■ **Work to be completed**:
Which lines have the string "seats"? Copy all of them from the entries below.
◆ ◆ ◆ ◆ ◆
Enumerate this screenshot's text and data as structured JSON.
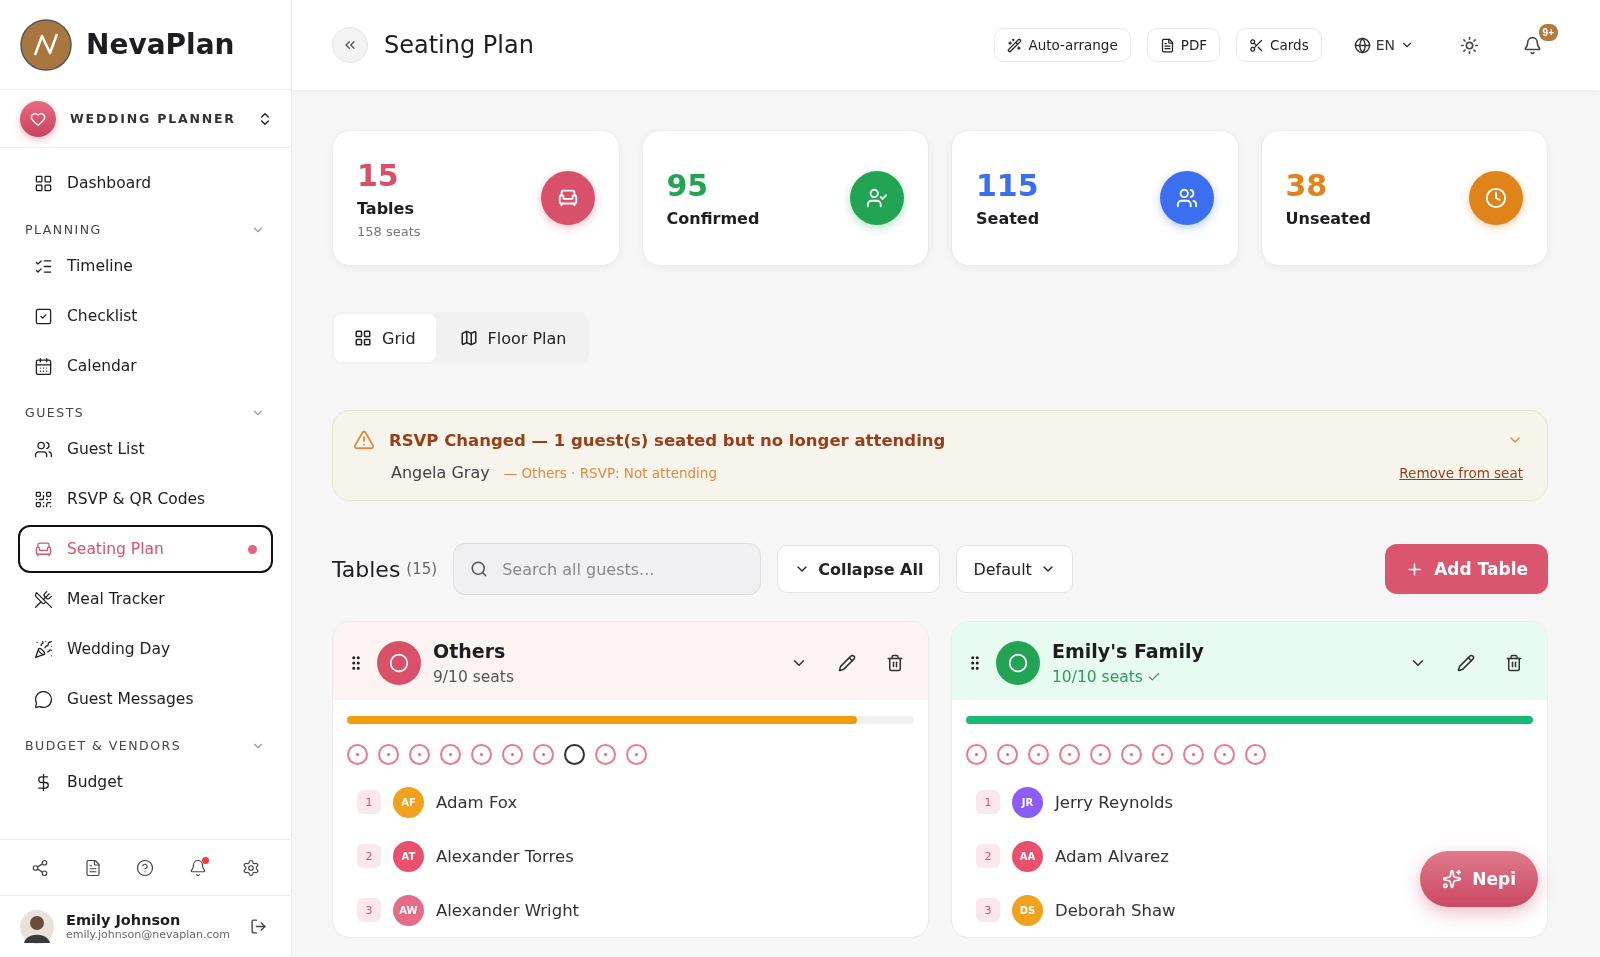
{
  "brand": {
    "name": "NevaPlan"
  },
  "workspace": {
    "label": "WEDDING PLANNER"
  },
  "sidebar": {
    "items": [
      {
        "kind": "link",
        "label": "Dashboard",
        "selected": false
      },
      {
        "kind": "section",
        "label": "PLANNING",
        "expanded": true
      },
      {
        "kind": "link",
        "label": "Timeline",
        "selected": false
      },
      {
        "kind": "link",
        "label": "Checklist",
        "selected": false
      },
      {
        "kind": "link",
        "label": "Calendar",
        "selected": false
      },
      {
        "kind": "section",
        "label": "GUESTS",
        "expanded": true
      },
      {
        "kind": "link",
        "label": "Guest List",
        "selected": false
      },
      {
        "kind": "link",
        "label": "RSVP & QR Codes",
        "selected": false
      },
      {
        "kind": "link",
        "label": "Seating Plan",
        "selected": true
      },
      {
        "kind": "link",
        "label": "Meal Tracker",
        "selected": false
      },
      {
        "kind": "link",
        "label": "Wedding Day",
        "selected": false
      },
      {
        "kind": "link",
        "label": "Guest Messages",
        "selected": false
      },
      {
        "kind": "section",
        "label": "BUDGET & VENDORS",
        "expanded": true
      },
      {
        "kind": "link",
        "label": "Budget",
        "selected": false
      }
    ]
  },
  "footer_icons": [
    {
      "kind": "share",
      "badge": false
    },
    {
      "kind": "document",
      "badge": false
    },
    {
      "kind": "help",
      "badge": false
    },
    {
      "kind": "bell",
      "badge": true
    },
    {
      "kind": "settings",
      "badge": false
    }
  ],
  "user": {
    "name": "Emily Johnson",
    "email": "emily.johnson@nevaplan.com"
  },
  "header": {
    "title": "Seating Plan",
    "actions": [
      {
        "kind": "wand",
        "label": "Auto-arrange"
      },
      {
        "kind": "file",
        "label": "PDF"
      },
      {
        "kind": "scissors",
        "label": "Cards"
      }
    ],
    "language": "EN",
    "notifications": "9+"
  },
  "stats": [
    {
      "kind": "tables",
      "value": "15",
      "label": "Tables",
      "sub": "158 seats"
    },
    {
      "kind": "confirmed",
      "value": "95",
      "label": "Confirmed"
    },
    {
      "kind": "seated",
      "value": "115",
      "label": "Seated"
    },
    {
      "kind": "unseated",
      "value": "38",
      "label": "Unseated"
    }
  ],
  "view_tabs": [
    {
      "kind": "grid",
      "label": "Grid",
      "selected": true
    },
    {
      "kind": "map",
      "label": "Floor Plan",
      "selected": false
    }
  ],
  "alert": {
    "title": "RSVP Changed — 1 guest(s) seated but no longer attending",
    "expanded": true,
    "guest": "Angela Gray",
    "detail": "— Others · RSVP: Not attending",
    "action": "Remove from seat"
  },
  "toolbar": {
    "title": "Tables",
    "count": "(15)",
    "search_placeholder": "Search all guests...",
    "collapse": "Collapse All",
    "sort": "Default",
    "add": "Add Table"
  },
  "tables": [
    {
      "name": "Others",
      "color": "#d9506b",
      "seats_text": "9/10 seats",
      "full": false,
      "level": 0.9,
      "seats": [
        {
          "occupied": true
        },
        {
          "occupied": true
        },
        {
          "occupied": true
        },
        {
          "occupied": true
        },
        {
          "occupied": true
        },
        {
          "occupied": true
        },
        {
          "occupied": true
        },
        {
          "occupied": false
        },
        {
          "occupied": true
        },
        {
          "occupied": true
        }
      ],
      "guests": [
        {
          "number": "1",
          "initials": "AF",
          "name": "Adam Fox",
          "color": "#f0a21c"
        },
        {
          "number": "2",
          "initials": "AT",
          "name": "Alexander Torres",
          "color": "#e8506e"
        },
        {
          "number": "3",
          "initials": "AW",
          "name": "Alexander Wright",
          "color": "#e56b86"
        }
      ]
    },
    {
      "name": "Emily's Family",
      "color": "#23a455",
      "seats_text": "10/10 seats",
      "full": true,
      "level": 1,
      "seats": [
        {
          "occupied": true
        },
        {
          "occupied": true
        },
        {
          "occupied": true
        },
        {
          "occupied": true
        },
        {
          "occupied": true
        },
        {
          "occupied": true
        },
        {
          "occupied": true
        },
        {
          "occupied": true
        },
        {
          "occupied": true
        },
        {
          "occupied": true
        }
      ],
      "guests": [
        {
          "number": "1",
          "initials": "JR",
          "name": "Jerry Reynolds",
          "color": "#8b5cf6"
        },
        {
          "number": "2",
          "initials": "AA",
          "name": "Adam Alvarez",
          "color": "#e8506e"
        },
        {
          "number": "3",
          "initials": "DS",
          "name": "Deborah Shaw",
          "color": "#f0a21c"
        }
      ]
    }
  ],
  "assistant": {
    "label": "Nepi"
  }
}
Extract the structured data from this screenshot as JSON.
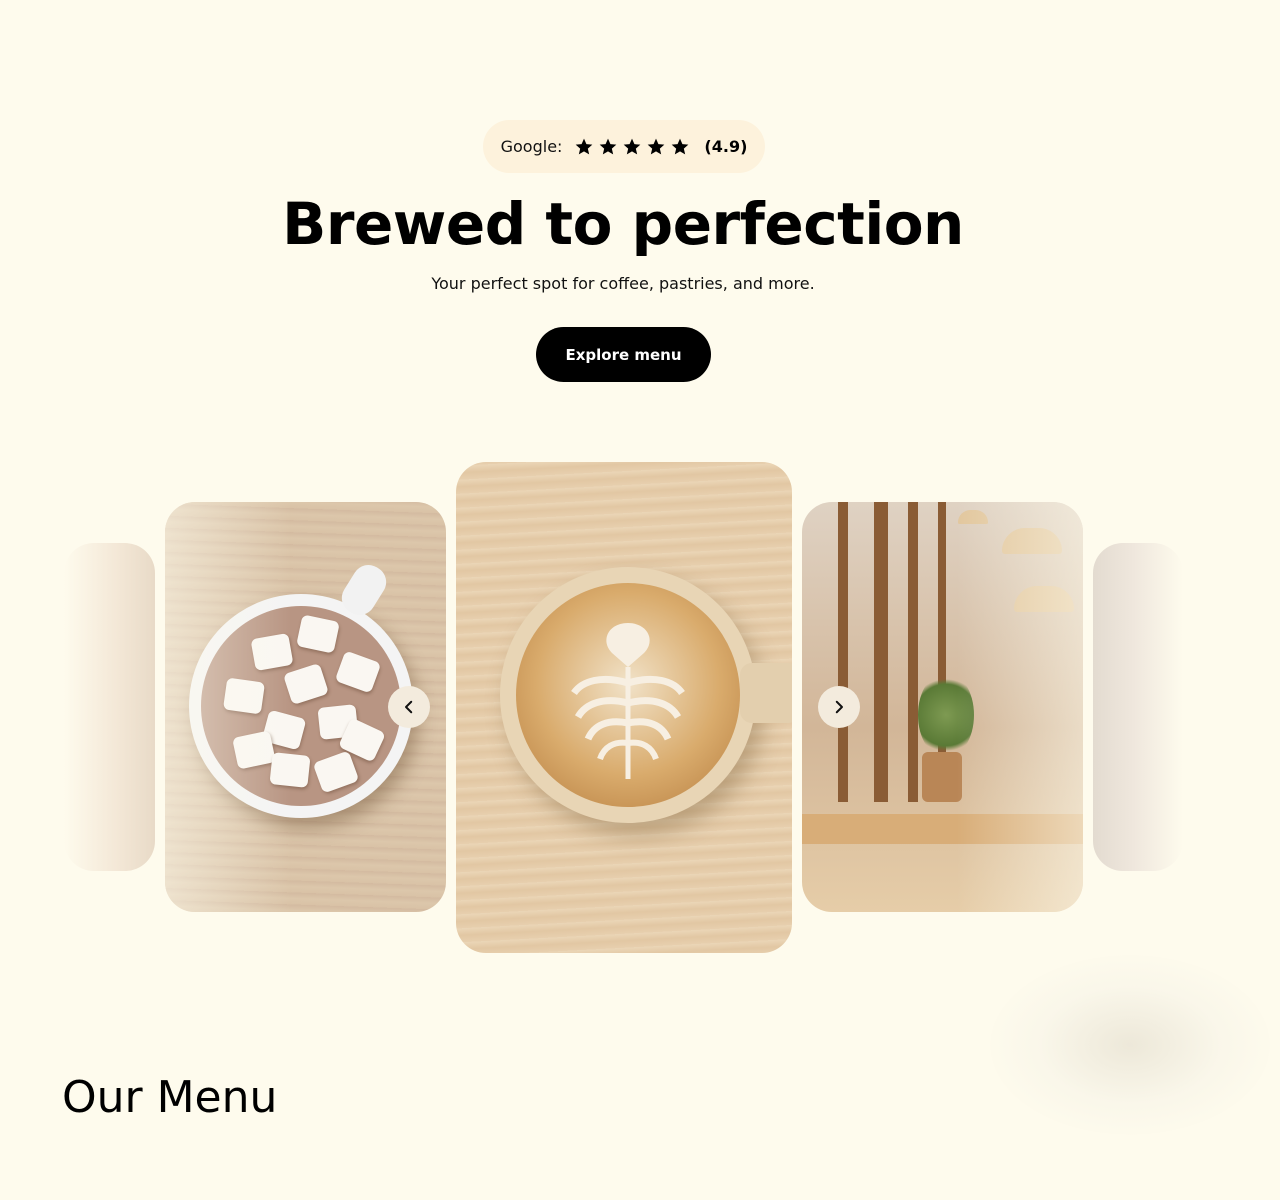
{
  "rating": {
    "label": "Google:",
    "stars": 5,
    "score": "(4.9)"
  },
  "hero": {
    "title": "Brewed to perfection",
    "subtitle": "Your perfect spot for coffee, pastries, and more.",
    "cta_label": "Explore menu"
  },
  "carousel": {
    "slides": [
      "pastry-photo",
      "hot-chocolate-photo",
      "latte-art-photo",
      "cafe-interior-photo",
      "cafe-counter-photo"
    ],
    "active_slide": "latte-art-photo",
    "prev_icon": "chevron-left-icon",
    "next_icon": "chevron-right-icon"
  },
  "menu_section": {
    "title": "Our Menu"
  },
  "colors": {
    "background": "#fefbed",
    "pill": "#fdf2dc",
    "button": "#000000"
  }
}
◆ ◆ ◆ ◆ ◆
■ **Written solution**:
      "sub": "158 seats"
      "seats_text": "9/10 seats",
      "seats": [
      "seats_text": "10/10 seats",
      "seats": [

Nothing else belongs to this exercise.